Important questions remain regarding cellular cardiomyoplasty techniques. It is important to note that the success of cell engraftment was not quantified in this study; thus these results can only be interpreted as a qualitative correlation of functional changes with the presence of exogenous cells. Cell transplantation can confer some functional benefits with relatively modest amounts of engraftment, but longer-term studies are also needed to examine prolonged engraftment. Hearts may simply resume the postinfarction remodeling process if long-term cell survival is limited, in which case cell therapy simply delays the onset of heart failure. Survival of transplanted cells is limited by apoptosis and ischemia, so combining cell transplantation techniques with either revascularization or angiogenic techniques may be needed to improve engraftment and ultimately mechanical function (17, 39).
Another important question is whether multipotent MSCs will truly differentiate into cardiomyocytes after transplantation. The mechanical properties and fibrotic microenvironment of the infarct area may limit striation and development of a contractile myocardium, as seen in myotubes (7, 29). Further matrix softening with other antifibrotic therapies may be required before a proper microenvironment for MSC differentiation will exist such that preinfarct ventricle function can be restored. In addition, cardiomyocyte contact has been shown to induce MSCs to express a cardiomyocyte phenotype (24). More recently, however, it has been shown that bone marrow cells fuse with cardiac muscle cells and do not truly “transdifferentiate” into cardiomyocytes (1). The cells in our study that expressed cardiac muscle proteins were located in the infarct region and isolated from viable myocardium, making it unlikely that they were expressing a cardiomyocyte phenotype due to cell fusion. However, even with the expression of cardiac proteins, the engrafted cells did not receive the appropriate cues to fully differentiate into cardiomyocytes. Additional signaling in the form of genetic modification or from extracellular mediators may have to be provided to the engrafted cells to completely push them toward a cardiomyocyte phenotype. Also, whether cell fusion or simply cell contact is needed, transplantation of enough cells to completely fill the infarct region to ensure a bridge of cells from border zone to border zone may be needed to result in the engrafted cells eventually becoming cardiomyocytes that effectively participate in the contractile process.

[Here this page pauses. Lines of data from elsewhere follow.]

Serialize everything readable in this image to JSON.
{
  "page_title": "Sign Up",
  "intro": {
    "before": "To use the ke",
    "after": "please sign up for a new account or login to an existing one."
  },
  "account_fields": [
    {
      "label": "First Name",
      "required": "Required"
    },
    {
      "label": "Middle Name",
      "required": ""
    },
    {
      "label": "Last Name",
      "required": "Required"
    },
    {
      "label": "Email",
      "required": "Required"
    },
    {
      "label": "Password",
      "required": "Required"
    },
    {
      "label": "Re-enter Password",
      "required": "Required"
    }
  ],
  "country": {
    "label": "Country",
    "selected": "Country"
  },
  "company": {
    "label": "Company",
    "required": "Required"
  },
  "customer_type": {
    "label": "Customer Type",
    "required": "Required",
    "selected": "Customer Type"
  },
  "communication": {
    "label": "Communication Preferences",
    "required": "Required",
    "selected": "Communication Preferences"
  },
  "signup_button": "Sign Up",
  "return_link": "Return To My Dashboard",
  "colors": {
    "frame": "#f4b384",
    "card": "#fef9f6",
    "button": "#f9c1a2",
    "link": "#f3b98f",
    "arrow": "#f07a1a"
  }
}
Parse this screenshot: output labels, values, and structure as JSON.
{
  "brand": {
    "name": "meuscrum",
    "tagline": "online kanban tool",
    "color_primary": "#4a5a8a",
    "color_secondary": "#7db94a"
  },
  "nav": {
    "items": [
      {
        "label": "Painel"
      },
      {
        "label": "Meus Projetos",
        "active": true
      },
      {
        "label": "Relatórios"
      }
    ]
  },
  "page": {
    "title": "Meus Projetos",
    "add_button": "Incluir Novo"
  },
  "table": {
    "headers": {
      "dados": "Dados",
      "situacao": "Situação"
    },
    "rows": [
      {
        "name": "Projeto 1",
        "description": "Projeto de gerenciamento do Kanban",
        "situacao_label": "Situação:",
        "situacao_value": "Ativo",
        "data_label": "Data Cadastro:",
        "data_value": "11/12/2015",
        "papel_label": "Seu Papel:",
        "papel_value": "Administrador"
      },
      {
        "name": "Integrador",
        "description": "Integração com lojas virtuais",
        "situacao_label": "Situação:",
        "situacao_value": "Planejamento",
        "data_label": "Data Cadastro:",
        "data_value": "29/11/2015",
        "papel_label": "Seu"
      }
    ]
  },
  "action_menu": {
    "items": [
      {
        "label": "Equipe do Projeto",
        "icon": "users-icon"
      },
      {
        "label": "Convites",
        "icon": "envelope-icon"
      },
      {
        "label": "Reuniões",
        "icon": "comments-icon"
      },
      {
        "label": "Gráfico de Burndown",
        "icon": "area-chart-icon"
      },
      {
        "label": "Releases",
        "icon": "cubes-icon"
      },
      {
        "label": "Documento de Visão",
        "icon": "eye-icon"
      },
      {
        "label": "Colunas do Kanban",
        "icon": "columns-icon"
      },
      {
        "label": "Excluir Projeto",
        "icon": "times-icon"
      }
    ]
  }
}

This work was supported by Grants HL-59407 (to H. L. Sweeney), HL-007843 (to M. F. Berry), and HL-07281201 (to Y. J. Woo) from National Heart, Lung, and Blood Institute, a National Institutes of Health-Bioengineering Research Partnerships grant (to A. J. Engler and D. E. Discher) from National Institute of Arthritis and Musculoskeletal and Skin Diseases, and by a grant from the Thoracic Surgery Foundation for Research and Education (to Y. J. Woo).
The mesenchymal stem cells used in this study were supplied by Osiris Therapeutics (Baltimore, MD).
The costs of publication of this article were defrayed in part by the payment of page charges. The article must therefore be hereby marked “advertisement” in accordance with 18 U.S.C. Section 1734 solely to indicate this fact.
- Copyright © 2006 by the American Physiological Society